Information sharing is a tool but, at the end of the day, what we do with the information is important. The getting it right for every child agenda is designed to promote and support multi-agency working, information sharing and co-operation. A linked issue is the importance of introducing early legislative provision to deal with situations when a child is at risk, which is why such measures will be part of the proposed legislation to implement Sir Michael Bichard's recommendations, which will be introduced to Parliament later this month.
The getting it right for every child reforms are about ensuring that children get the help that they need, when they need it. That help must be appropriate, proportionate and timely. If we have the information-sharing arrangements right, that is much more likely to happen. The getting it right team is already supporting pathfinder activity in the Highlands, as well as domestic abuse activity, which I mentioned. The aim is to develop tools to improve integrated practice, which is easy to say but much more difficult to bring about in an effective and worthwhile fashion.

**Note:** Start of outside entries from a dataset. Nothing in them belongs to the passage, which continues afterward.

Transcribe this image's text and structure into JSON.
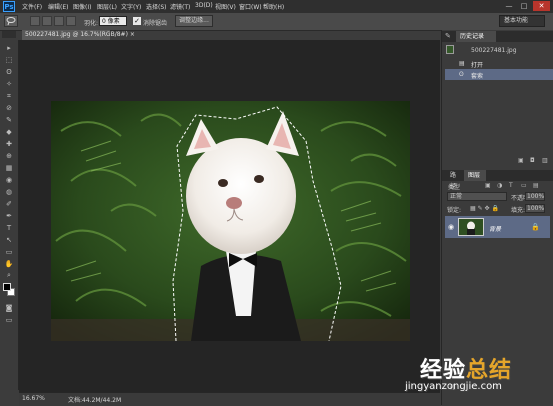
{
  "app": {
    "logo": "Ps"
  },
  "menus": [
    "文件(F)",
    "编辑(E)",
    "图像(I)",
    "图层(L)",
    "文字(Y)",
    "选择(S)",
    "滤镜(T)",
    "3D(D)",
    "视图(V)",
    "窗口(W)",
    "帮助(H)"
  ],
  "window_controls": {
    "minimize": "—",
    "maximize": "□",
    "close": "✕"
  },
  "options_bar": {
    "feather_label": "羽化:",
    "feather_value": "0 像素",
    "antialias_label": "消除锯齿",
    "antialias_checked": true,
    "refine_edge_button": "调整边缘...",
    "workspace_select": "基本功能"
  },
  "document": {
    "tab_title": "500227481.jpg @ 16.7%(RGB/8#)",
    "tab_close": "×",
    "zoom": "16.67%",
    "doc_size": "文档:44.2M/44.2M"
  },
  "tools": [
    "▸",
    "⬚",
    "ʘ",
    "✧",
    "⌗",
    "⊘",
    "✎",
    "◆",
    "✚",
    "⊕",
    "▦",
    "◉",
    "◍",
    "✐",
    "T",
    "↖",
    "▭",
    "✋",
    "🔍"
  ],
  "colors": {
    "foreground": "#000000",
    "background": "#ffffff",
    "selection_highlight": "#5d6a86"
  },
  "history_panel": {
    "tabs": [
      {
        "label": "历史记录",
        "active": true
      }
    ],
    "snapshot": "500227481.jpg",
    "items": [
      {
        "label": "打开",
        "selected": false
      },
      {
        "label": "套索",
        "selected": true
      }
    ]
  },
  "layers_panel": {
    "tabs": [
      {
        "label": "路径",
        "active": false
      },
      {
        "label": "图层",
        "active": true
      }
    ],
    "kind_filter": "类型",
    "blend_mode": "正常",
    "opacity_label": "不透明度:",
    "opacity_value": "100%",
    "lock_label": "锁定:",
    "fill_label": "填充:",
    "fill_value": "100%",
    "layers": [
      {
        "name": "背景",
        "visible": true,
        "locked": true
      }
    ]
  },
  "watermark": {
    "title_part1": "经验",
    "title_part2": "总结",
    "url": "jingyanzongjie.com"
  }
}
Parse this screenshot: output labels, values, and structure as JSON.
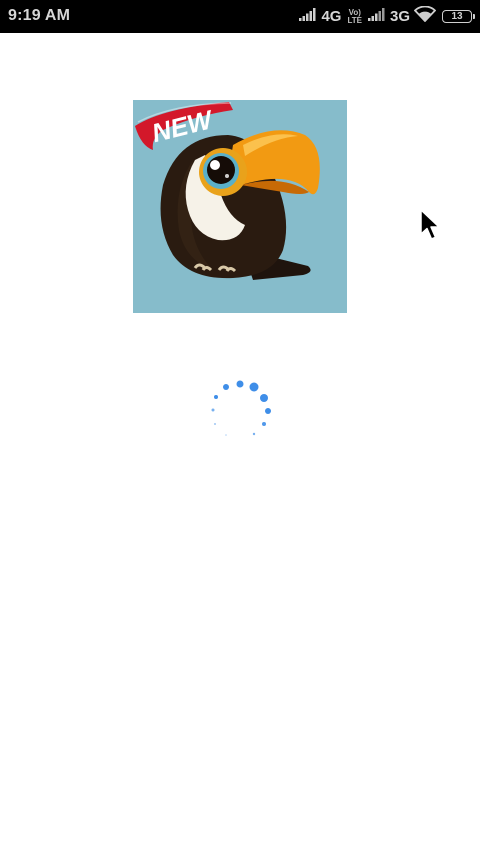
{
  "status_bar": {
    "time": "9:19 AM",
    "network_1": "4G",
    "volte_top": "Vo)",
    "volte_bottom": "LTE",
    "network_2": "3G",
    "battery": "13"
  },
  "splash": {
    "badge_text": "NEW",
    "icon": "toucan-icon",
    "spinner": "loading-spinner"
  },
  "colors": {
    "status_bar_bg": "#000000",
    "screen_bg": "#ffffff",
    "icon_bg": "#86bccb",
    "badge_red": "#d3182a",
    "spinner_blue": "#3f8ee8"
  }
}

Any initiative such as that in West Lothian is to be encouraged. We can learn a good deal from the positive activity there—people have considered the issues and tried to find solutions to them and worked that through. Their experience can be fed into the national activities, to allow others to learn from it. We know that by improving the quality and speed of information sharing, we can make better decisions—which is the aim—and act more quickly to help. The C-me development and others will show the way for that to happen. The Executive is interested in working with West Lothian as learning partners to share lessons and continue the progress. That will no doubt include discussions about the funding issues that members have mentioned. I thank Mary Mulligan for bringing the debate to the Parliament.
Meeting closed at 17:30.